The implications for workers’ compensation law in Missouri are significant.
Bureau of Labor Statistics Reports Fewer Nonfatal Workplace Accidents
The BLS’ newest press release, issued on November 9, 2017, says that they were approximately 2.9 million nonfatal workplace injuries in 2016. This was an average of 2.9 cases per 100 full-time equivalent workers in the U.S. It was also 48,500 fewer reported injuries than in 2015.
Data is Unreliable
However, the data that the BLS reports use is inherently unreliable.
The data is self-reported by the employers of injured workers. This means the employer has a vested interest in not reporting a workplace injury because it could mean their employee receives workers’ compensation coverage. This often leads to an increase in the employer’s workers’ compensation insurance premiums, impacting the employer’s bottom line and reducing their profit.
Additionally, the requirements that urge employers to report workplace injuries have become toothless, allowing employers to avoid reporting a workplace injury with impunity.
Finally, even when employers do want to self-report workplace injuries, they often have trouble doing so. The online reporting service that the Occupational Safety and Health Administration (OSHA) unveiled on August 1 has had so many technical problems that many reports have not been finished.
Underreporting in BLS Reports is Nothing New

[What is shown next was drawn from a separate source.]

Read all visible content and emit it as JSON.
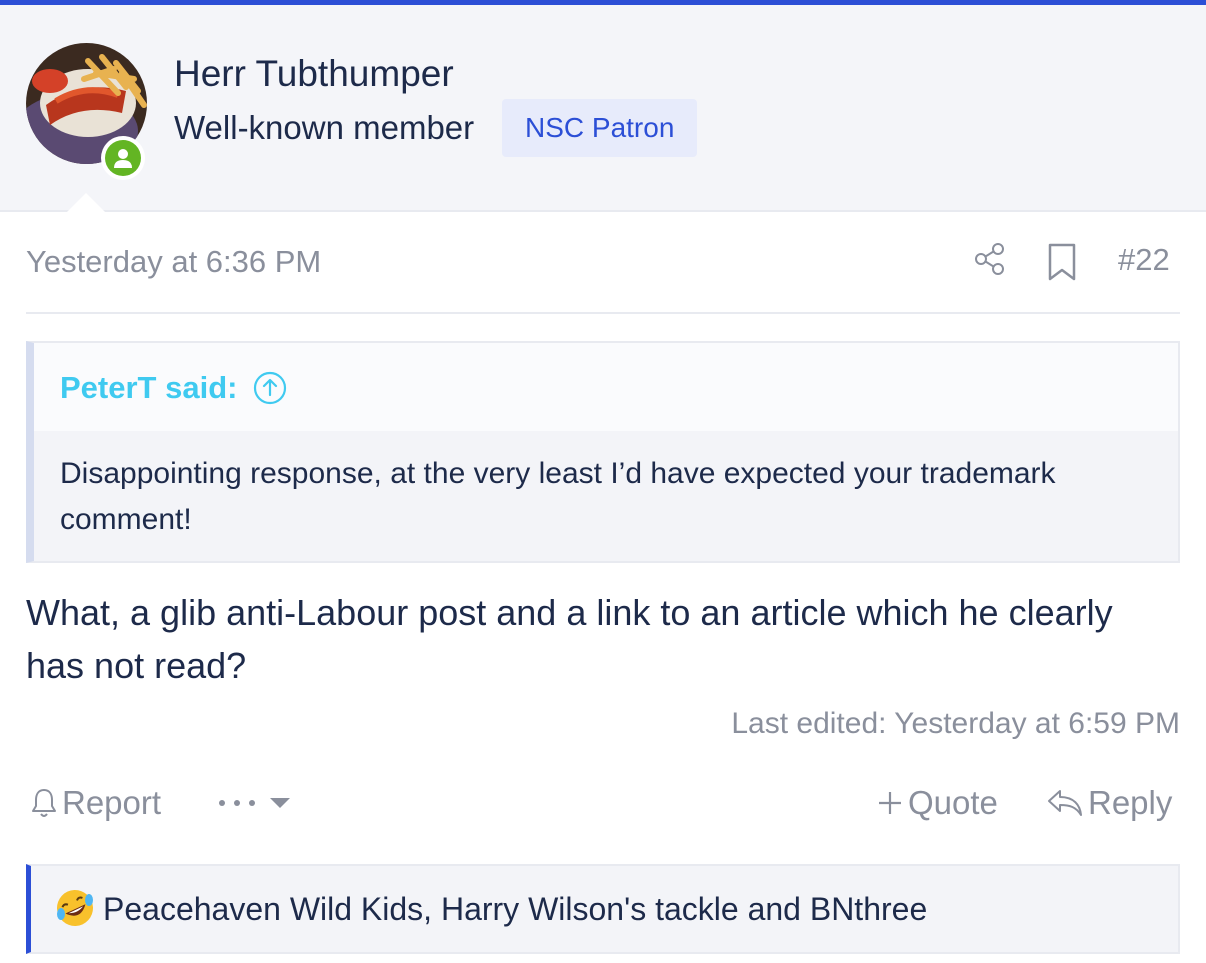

Despite all of the new issues with the numbers used in the BLS workplace injury report, these problems are not new. According to one study that was published as early as 2014, an astounding 90% of employers did not comply with OSHA recordkeeping regulations, failing to record entire classifications of workplace injuries. However, the number is likely even higher: The study relied on interviews to determine if an employer understood how to record a workplace injury, and more than half of the employers contacted refused to be interviewed. The employers that refused to participate in the study were in industries that had a higher rate of workplace injuries, but these particular employers managed to keep a very low number of reported injuries, suggesting they were also severely underreporting their workplace injuries, as well.
St. Joseph Workers’ Compensation Attorneys at the Smith Law Office

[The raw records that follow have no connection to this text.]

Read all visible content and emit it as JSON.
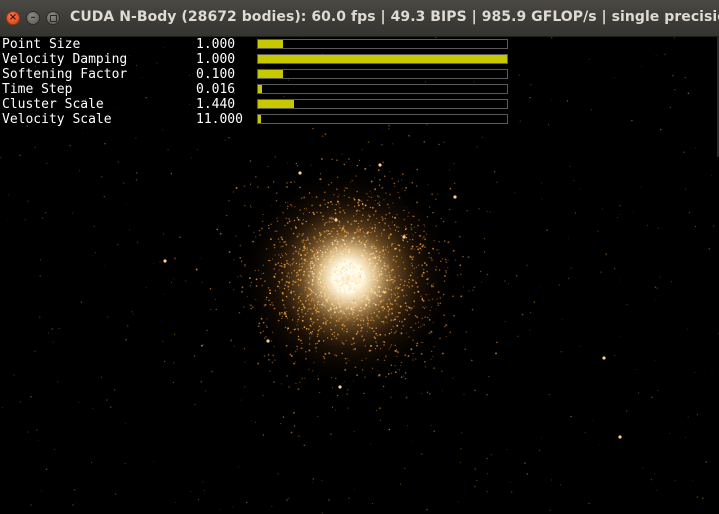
{
  "window": {
    "title": "CUDA N-Body (28672 bodies): 60.0 fps | 49.3 BIPS | 985.9 GFLOP/s | single precision",
    "controls": {
      "close": "×",
      "minimize": "–"
    }
  },
  "params": [
    {
      "label": "Point Size",
      "value": "1.000",
      "fill_fraction": 0.1
    },
    {
      "label": "Velocity Damping",
      "value": "1.000",
      "fill_fraction": 1.0
    },
    {
      "label": "Softening Factor",
      "value": "0.100",
      "fill_fraction": 0.1
    },
    {
      "label": "Time Step",
      "value": "0.016",
      "fill_fraction": 0.016
    },
    {
      "label": "Cluster Scale",
      "value": "1.440",
      "fill_fraction": 0.144
    },
    {
      "label": "Velocity Scale",
      "value": "11.000",
      "fill_fraction": 0.011
    }
  ],
  "colors": {
    "slider_fill": "#c8c800",
    "particle_core": "#ffffff",
    "particle_glow": "#ffb347",
    "background": "#000000"
  },
  "icons": {
    "close": "close-icon",
    "minimize": "minimize-icon",
    "maximize": "maximize-icon"
  }
}
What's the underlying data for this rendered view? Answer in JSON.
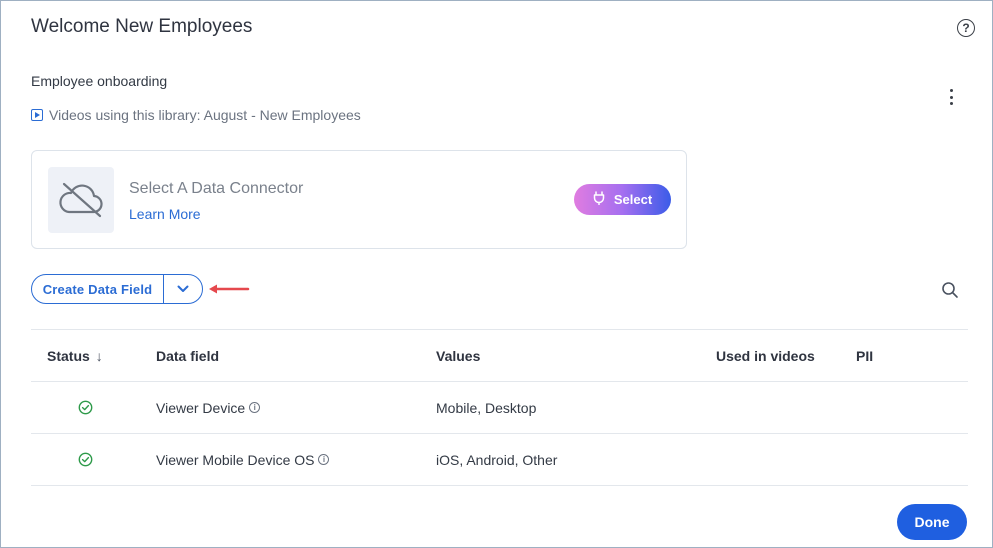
{
  "dialog": {
    "title": "Welcome New Employees",
    "subtitle": "Employee onboarding",
    "videos_line": "Videos using this library: August - New Employees"
  },
  "connector": {
    "title": "Select A Data Connector",
    "learn_more": "Learn More",
    "select_label": "Select"
  },
  "toolbar": {
    "create_label": "Create Data Field"
  },
  "table": {
    "headers": {
      "status": "Status",
      "field": "Data field",
      "values": "Values",
      "used": "Used in videos",
      "pii": "PII"
    },
    "rows": [
      {
        "status": "ok",
        "field": "Viewer Device",
        "values": "Mobile, Desktop",
        "used": "",
        "pii": ""
      },
      {
        "status": "ok",
        "field": "Viewer Mobile Device OS",
        "values": "iOS, Android, Other",
        "used": "",
        "pii": ""
      }
    ]
  },
  "footer": {
    "done_label": "Done"
  },
  "colors": {
    "accent": "#2b6cd4",
    "done": "#1f5fe0",
    "success": "#2e9a4a",
    "annotation_arrow": "#e5484d"
  }
}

If you have been hurt at work, you deserve to be compensated for your losses. The workers’ compensation scheme in Missouri is made to rectify difficult situations like these. However, as more and more misleading figures come out, we could see the protections of our workers’ compensation laws slowly fade away as politicians divert resources away from a struggle that is still ongoing.

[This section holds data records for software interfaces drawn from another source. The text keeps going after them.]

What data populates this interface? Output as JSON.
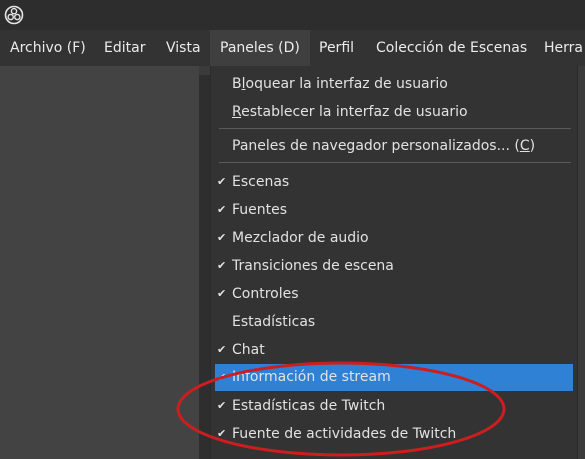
{
  "menubar": {
    "items": [
      {
        "label": "Archivo (F)"
      },
      {
        "label": "Editar"
      },
      {
        "label": "Vista"
      },
      {
        "label": "Paneles (D)"
      },
      {
        "label": "Perfil"
      },
      {
        "label": "Colección de Escenas"
      },
      {
        "label": "Herra"
      }
    ]
  },
  "dropdown": {
    "lock_prefix": "B",
    "lock_mnemonic": "l",
    "lock_suffix": "oquear la interfaz de usuario",
    "reset_mnemonic": "R",
    "reset_suffix": "establecer la interfaz de usuario",
    "browser_prefix": "Paneles de navegador personalizados... (",
    "browser_mnemonic": "C",
    "browser_suffix": ")",
    "items": [
      {
        "label": "Escenas",
        "checked": true
      },
      {
        "label": "Fuentes",
        "checked": true
      },
      {
        "label": "Mezclador de audio",
        "checked": true
      },
      {
        "label": "Transiciones de escena",
        "checked": true
      },
      {
        "label": "Controles",
        "checked": true
      },
      {
        "label": "Estadísticas",
        "checked": false
      },
      {
        "label": "Chat",
        "checked": true
      },
      {
        "label": "Información de stream",
        "checked": true
      },
      {
        "label": "Estadísticas de Twitch",
        "checked": true
      },
      {
        "label": "Fuente de actividades de Twitch",
        "checked": true
      }
    ],
    "check_glyph": "✔"
  },
  "colors": {
    "highlight": "#2e81d4",
    "annotation": "#cc1e1e"
  }
}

If you have suffered a workplace injury and want to make sure you get what you deserve, contact the workers’ compensation attorneys at the Smith Law Office in St. Joseph. Call us at (816) 875-9373 or contact us online.